I’ve also seen the misleading power of theatrical lies. I don’t think Peter Shaffer ever claimed that his play Amadeus was historically 100% accurate, but millions of people probably still mistaken think Salieri murdered Mozart, or helped him complete his mighty Requiem. As with Daisey’s imagined encounters, those scenes were dramatically satisfying though not literally true. And they oversimplify what was in fact a more complicated and interesting story.

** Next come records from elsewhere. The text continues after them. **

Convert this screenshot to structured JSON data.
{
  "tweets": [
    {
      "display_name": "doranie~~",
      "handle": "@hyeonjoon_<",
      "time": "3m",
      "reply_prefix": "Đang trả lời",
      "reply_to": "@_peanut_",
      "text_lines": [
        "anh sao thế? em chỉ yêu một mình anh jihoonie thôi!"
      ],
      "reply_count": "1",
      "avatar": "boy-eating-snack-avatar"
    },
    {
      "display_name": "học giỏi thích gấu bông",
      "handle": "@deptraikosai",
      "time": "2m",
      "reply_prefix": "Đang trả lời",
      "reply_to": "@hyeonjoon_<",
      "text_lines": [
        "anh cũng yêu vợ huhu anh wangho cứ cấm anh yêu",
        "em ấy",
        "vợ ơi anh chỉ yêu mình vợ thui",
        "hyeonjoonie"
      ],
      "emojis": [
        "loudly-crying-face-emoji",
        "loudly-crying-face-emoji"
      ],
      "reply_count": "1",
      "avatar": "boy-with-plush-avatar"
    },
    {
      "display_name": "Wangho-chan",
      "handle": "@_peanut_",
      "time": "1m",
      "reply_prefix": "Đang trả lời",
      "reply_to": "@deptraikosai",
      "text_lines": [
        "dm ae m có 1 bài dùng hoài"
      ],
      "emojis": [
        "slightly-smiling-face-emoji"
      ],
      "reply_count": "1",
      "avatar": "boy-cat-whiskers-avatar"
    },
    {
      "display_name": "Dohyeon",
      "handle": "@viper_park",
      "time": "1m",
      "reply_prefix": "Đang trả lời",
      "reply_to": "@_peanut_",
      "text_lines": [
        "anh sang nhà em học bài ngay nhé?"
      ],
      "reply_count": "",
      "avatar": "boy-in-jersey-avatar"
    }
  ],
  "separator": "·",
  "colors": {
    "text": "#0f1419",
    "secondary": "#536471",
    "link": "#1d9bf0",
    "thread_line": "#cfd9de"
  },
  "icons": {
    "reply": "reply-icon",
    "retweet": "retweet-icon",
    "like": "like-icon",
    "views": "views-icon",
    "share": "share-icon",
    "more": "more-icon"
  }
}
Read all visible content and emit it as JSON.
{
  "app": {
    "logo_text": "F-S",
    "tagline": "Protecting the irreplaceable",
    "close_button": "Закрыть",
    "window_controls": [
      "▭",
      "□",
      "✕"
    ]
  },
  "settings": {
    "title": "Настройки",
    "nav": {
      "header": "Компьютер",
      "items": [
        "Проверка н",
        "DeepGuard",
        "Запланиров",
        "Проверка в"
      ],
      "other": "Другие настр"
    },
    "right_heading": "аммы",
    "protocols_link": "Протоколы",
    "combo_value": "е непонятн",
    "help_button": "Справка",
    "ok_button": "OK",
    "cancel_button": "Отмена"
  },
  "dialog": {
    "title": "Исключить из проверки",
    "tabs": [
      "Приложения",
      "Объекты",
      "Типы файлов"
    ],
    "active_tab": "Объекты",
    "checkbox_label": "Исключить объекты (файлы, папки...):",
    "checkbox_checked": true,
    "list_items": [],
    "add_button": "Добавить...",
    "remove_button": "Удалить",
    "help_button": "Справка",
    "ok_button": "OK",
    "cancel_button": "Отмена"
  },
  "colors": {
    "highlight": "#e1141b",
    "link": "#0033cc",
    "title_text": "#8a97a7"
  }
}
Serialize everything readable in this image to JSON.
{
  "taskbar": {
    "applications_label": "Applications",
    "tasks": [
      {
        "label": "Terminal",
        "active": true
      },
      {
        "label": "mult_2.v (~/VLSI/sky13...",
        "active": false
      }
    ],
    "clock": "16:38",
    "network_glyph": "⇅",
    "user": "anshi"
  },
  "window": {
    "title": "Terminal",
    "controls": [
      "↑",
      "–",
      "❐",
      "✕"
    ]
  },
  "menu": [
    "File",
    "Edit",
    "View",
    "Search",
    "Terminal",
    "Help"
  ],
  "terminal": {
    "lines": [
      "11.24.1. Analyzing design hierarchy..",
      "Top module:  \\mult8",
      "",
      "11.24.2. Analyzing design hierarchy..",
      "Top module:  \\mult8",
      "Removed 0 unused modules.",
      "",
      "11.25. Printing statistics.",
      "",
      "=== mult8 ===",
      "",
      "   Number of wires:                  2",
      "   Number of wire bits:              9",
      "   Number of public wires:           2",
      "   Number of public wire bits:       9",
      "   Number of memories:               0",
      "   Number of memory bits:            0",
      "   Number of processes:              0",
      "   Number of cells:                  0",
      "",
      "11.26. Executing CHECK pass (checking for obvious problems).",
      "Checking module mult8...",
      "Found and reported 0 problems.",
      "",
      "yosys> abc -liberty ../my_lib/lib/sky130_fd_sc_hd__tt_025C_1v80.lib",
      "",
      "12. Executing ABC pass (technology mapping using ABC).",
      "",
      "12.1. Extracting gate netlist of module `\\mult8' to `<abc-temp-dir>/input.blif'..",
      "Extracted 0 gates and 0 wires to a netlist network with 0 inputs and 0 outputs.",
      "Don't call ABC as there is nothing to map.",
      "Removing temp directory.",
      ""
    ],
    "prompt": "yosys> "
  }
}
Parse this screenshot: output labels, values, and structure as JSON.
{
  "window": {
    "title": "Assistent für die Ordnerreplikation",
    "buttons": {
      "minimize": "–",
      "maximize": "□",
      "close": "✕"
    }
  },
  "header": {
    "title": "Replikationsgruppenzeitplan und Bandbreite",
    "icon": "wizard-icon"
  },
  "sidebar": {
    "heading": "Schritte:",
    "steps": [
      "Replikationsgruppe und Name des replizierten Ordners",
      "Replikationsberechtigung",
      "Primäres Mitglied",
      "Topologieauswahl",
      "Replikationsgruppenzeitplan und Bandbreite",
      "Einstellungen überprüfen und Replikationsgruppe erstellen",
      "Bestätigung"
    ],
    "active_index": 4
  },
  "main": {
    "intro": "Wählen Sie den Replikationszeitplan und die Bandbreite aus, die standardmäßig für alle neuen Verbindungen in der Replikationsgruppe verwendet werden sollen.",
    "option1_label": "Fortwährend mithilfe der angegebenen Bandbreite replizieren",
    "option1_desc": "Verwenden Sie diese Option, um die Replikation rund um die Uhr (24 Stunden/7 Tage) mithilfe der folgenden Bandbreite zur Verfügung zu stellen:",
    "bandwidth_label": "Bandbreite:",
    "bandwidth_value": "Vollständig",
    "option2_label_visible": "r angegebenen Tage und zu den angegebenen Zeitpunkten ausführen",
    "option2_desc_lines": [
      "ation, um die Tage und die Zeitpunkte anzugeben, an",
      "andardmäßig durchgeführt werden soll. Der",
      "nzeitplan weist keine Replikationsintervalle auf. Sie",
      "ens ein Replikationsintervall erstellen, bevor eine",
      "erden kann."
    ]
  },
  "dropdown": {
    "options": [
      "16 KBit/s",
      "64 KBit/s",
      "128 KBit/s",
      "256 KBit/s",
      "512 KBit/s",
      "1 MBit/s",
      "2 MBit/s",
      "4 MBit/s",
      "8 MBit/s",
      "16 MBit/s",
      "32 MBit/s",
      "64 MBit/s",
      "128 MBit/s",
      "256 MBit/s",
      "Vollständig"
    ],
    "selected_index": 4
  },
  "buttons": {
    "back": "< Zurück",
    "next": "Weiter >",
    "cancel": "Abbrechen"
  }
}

In practically every literary non-fiction story I’ve ever written, I wished I could just make up the perfect conflict scene or climax — it would have made my job so much easier to be able squeeze reality into the dramatic unities of time and place, square the resolution with the dramatic complication, and so on. Instead, I had to laboriously try (and sometimes fail) to confirm accounts of events I hadn’t personally experienced, or use scenes that didn’t quite wrap everything up as neatly as I’d hoped. Usually that meant the stories ended a little blurrier, a little messier than they would have had I turned them into a novel or play, which I may yet do — with appropriate labeling, of course.
But in the process of reporting and crafting those complex stories, I also learned that the messiness of reality often revealed greater truths, truths that were less neat and easy than I’d wished — but closer to reality, and therefore more nuanced, more complicated — and more valuable. I think that’s what Daisey meant when he confessed to having created — in an attempt to make a better story — “worse art.”
That’s the thing about truth; as one of Daisey’s characters apparently didn’t say, at the climax of his undeniably powerful monologue: “it’s a kind of magic.” And that’s why artists, journalists and the rest must handle it with care.